Travelling around the world and working in the studio all hours, how do you find your peace of mind and what are your methods of self-care?

I’m telling myself to know when to stop. That’s been something I’ve had to practice. Black people sometimes feel guilty for taking a break. Like we have to always be working to stay ahead. But that leads to stress, a soul worn, and an early grave. We have to know when to breathe and take in the journey. I used to work so hard I’d forget to sleep. Like literally 3 days no sleep. I felt guilty or lazy if I didn’t take up all 24 hours of the day. Especially doing everything DIY. I felt I had to stay ahead to stay with the pace of the industry. But as I’ve grown I’ve learned that loving yourself is also taking care of yourself. External success can’t be appreciated without internal progress. I’m learning that daily. I’m still a workaholic, but I’ve learned to take time too. I’m not really concerned about the industry anymore. I’m concerned about creating a legacy I can be proud of. That’s success for me. 

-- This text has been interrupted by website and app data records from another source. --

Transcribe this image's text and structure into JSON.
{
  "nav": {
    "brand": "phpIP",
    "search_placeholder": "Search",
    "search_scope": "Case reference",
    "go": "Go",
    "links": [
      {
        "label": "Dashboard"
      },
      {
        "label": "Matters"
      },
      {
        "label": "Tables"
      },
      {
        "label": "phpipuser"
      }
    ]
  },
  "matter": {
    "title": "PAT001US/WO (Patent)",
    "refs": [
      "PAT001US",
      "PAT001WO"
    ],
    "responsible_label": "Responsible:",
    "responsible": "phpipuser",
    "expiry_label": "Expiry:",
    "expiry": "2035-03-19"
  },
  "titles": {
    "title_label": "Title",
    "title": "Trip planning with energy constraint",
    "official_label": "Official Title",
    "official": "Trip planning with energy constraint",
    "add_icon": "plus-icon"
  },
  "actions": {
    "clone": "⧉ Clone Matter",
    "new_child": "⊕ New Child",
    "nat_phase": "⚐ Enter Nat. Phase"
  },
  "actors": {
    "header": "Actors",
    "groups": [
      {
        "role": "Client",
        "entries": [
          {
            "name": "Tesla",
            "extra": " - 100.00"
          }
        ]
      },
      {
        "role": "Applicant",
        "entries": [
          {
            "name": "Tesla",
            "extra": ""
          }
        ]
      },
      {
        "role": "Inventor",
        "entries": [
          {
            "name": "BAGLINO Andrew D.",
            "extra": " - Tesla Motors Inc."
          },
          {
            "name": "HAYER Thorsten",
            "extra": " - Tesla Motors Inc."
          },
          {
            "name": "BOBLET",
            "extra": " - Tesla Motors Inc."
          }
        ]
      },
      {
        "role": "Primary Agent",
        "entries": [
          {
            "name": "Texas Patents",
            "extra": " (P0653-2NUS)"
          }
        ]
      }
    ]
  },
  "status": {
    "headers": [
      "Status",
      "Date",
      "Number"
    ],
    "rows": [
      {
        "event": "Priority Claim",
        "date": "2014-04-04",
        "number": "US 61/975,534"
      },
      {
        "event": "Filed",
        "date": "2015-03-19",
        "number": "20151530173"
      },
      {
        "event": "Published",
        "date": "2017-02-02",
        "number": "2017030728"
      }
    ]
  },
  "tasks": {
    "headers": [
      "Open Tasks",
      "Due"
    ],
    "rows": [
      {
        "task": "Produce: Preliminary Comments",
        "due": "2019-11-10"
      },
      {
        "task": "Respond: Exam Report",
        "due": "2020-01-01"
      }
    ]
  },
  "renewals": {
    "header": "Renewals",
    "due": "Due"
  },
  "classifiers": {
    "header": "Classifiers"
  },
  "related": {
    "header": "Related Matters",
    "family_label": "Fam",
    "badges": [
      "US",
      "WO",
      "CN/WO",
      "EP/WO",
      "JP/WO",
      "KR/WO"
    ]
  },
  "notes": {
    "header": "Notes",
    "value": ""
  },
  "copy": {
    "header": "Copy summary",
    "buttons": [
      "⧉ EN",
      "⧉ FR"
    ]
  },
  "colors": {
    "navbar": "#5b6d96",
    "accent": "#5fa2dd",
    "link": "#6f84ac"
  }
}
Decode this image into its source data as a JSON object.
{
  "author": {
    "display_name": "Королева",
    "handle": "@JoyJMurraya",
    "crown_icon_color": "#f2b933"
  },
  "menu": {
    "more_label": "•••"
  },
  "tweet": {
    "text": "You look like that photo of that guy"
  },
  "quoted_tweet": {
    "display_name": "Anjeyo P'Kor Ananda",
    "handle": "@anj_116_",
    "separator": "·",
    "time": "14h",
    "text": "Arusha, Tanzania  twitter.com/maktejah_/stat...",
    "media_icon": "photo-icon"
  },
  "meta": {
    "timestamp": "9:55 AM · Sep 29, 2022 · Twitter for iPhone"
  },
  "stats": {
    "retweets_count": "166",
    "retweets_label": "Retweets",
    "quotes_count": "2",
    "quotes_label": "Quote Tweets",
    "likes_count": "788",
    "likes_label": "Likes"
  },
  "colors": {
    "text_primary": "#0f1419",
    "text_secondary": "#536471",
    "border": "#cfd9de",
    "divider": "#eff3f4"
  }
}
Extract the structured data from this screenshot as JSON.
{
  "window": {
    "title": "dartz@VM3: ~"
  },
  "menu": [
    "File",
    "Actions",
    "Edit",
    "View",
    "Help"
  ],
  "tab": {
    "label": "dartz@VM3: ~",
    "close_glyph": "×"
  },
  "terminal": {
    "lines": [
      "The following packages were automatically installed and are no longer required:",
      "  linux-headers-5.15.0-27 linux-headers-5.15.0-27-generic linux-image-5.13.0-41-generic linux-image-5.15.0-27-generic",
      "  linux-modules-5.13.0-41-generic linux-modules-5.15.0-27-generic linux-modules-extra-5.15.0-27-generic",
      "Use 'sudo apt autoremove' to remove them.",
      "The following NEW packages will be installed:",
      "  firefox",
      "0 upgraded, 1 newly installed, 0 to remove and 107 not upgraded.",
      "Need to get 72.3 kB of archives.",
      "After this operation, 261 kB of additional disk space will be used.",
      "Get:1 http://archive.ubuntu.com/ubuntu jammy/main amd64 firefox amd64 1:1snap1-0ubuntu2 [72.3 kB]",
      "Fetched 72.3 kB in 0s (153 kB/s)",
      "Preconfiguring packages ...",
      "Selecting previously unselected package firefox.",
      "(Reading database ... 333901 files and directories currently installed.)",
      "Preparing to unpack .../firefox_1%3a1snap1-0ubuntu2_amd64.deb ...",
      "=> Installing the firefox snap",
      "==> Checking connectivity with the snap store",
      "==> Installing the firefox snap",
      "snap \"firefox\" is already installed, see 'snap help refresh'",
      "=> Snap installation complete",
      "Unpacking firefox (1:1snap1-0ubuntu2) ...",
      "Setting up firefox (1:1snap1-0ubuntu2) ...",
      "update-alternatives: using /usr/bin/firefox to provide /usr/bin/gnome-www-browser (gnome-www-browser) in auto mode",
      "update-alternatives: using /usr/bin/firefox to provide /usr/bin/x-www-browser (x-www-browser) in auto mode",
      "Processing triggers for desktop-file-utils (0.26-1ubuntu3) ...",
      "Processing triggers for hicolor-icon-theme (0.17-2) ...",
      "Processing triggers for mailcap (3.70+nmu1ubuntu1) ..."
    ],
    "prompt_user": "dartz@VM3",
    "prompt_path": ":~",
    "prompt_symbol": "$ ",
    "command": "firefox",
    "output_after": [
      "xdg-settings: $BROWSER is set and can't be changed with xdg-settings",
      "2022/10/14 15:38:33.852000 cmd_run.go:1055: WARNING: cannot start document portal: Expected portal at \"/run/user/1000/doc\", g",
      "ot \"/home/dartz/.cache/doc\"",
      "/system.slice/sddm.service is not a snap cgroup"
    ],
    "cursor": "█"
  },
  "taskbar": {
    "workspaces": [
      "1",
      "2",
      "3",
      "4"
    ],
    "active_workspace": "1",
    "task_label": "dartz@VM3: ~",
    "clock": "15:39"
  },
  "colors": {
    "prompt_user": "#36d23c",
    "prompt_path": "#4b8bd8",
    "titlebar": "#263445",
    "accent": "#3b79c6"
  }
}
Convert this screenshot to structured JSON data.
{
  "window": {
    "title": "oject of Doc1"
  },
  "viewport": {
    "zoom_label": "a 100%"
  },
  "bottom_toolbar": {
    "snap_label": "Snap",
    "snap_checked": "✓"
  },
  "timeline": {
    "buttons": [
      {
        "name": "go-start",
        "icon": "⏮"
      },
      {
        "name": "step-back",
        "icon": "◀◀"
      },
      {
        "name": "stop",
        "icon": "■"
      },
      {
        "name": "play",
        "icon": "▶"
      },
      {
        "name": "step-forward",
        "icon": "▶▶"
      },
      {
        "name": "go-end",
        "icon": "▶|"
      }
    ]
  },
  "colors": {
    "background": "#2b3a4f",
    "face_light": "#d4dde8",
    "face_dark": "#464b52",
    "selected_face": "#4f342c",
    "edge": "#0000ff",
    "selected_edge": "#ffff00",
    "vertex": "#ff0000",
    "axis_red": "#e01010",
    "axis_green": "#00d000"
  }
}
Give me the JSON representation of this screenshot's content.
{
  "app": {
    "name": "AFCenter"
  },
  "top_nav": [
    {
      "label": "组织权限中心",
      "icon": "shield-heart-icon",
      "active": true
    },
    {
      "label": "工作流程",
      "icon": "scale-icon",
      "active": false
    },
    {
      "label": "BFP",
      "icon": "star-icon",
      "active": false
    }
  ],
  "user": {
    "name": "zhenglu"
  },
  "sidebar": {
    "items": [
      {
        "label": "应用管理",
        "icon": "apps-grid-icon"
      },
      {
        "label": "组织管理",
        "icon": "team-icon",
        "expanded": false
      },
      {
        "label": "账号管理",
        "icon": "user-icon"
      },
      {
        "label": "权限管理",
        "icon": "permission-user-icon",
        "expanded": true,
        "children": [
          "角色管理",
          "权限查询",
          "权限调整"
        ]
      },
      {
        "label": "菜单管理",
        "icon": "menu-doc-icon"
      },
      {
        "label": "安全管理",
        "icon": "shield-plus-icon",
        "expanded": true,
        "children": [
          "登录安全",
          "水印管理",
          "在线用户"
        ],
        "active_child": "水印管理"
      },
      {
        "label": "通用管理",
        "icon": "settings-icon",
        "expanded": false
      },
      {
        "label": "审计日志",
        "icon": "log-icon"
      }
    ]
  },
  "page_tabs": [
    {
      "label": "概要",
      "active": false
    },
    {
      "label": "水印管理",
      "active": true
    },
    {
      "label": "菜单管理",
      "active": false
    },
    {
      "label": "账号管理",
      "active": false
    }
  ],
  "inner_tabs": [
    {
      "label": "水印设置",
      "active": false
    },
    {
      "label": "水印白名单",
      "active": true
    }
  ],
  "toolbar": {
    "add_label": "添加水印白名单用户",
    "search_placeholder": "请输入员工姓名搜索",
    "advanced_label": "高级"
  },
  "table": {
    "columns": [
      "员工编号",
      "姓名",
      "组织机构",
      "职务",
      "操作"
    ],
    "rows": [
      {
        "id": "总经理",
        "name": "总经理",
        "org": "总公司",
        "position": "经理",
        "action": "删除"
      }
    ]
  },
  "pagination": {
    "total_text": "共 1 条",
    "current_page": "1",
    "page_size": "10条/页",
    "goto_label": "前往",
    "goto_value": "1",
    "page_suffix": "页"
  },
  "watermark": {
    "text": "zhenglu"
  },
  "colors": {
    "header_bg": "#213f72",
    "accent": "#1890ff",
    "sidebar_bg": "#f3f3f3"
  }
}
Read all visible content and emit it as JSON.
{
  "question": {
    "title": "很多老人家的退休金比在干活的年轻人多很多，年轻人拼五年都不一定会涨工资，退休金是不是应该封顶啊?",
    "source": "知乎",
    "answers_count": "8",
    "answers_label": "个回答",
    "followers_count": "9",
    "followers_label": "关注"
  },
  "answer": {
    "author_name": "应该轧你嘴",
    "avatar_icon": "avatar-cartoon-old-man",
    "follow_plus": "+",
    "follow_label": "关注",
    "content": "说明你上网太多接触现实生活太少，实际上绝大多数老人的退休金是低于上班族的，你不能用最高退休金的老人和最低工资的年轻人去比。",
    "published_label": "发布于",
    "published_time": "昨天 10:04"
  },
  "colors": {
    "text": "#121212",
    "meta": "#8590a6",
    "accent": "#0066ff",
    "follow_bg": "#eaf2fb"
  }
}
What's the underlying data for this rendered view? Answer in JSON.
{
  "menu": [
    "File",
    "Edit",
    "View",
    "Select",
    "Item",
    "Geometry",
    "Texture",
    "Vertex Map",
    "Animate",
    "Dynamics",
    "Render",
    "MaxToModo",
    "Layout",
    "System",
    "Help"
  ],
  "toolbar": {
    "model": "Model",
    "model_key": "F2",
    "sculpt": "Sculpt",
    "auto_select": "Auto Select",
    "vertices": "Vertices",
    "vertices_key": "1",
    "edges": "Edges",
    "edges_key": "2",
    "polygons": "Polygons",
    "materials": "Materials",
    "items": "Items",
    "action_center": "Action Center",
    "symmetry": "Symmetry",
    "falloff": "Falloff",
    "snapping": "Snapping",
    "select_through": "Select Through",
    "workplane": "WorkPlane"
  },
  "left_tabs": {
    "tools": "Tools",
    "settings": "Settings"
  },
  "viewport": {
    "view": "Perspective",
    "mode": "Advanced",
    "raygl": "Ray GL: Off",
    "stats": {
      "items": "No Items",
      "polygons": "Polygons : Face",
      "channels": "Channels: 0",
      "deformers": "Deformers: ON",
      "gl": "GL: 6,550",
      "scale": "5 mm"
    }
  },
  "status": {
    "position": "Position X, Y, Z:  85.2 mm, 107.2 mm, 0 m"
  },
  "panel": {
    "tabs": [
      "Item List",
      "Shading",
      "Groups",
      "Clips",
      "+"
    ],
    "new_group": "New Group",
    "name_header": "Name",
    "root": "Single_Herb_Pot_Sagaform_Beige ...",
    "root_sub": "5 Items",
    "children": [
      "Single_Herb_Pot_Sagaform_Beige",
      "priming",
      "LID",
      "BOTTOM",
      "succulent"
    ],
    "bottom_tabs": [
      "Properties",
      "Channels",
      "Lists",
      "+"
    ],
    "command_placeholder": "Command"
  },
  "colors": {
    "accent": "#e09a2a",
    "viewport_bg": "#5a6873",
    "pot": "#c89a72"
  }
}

Could you give us a few words on the meaning, concept and ideas behind the music video “new breed” (why is this track important to you)?

We changed the Robert E Lee statue in New Orleans into a black native indigenous woman. The idea was purposeful. In Louisiana there is extreme racism still happening today. The fight to not take that statue down, or the fact that we have streets in New Orleans named after him is one of the reasons I’m so vocal about helping our culture progress forward. New Breed is a “Fuck You” anthem for black women who have been treated like they haven’t been the gatekeepers to important moments in society. We will no longer pander or be quiet. We are Kings. And I wanted a visual that spoke to that attitude. So I said fuck it and removed Robert E Lee my damn self and put a true leader there and I dare anyone to think I care how they feel about it.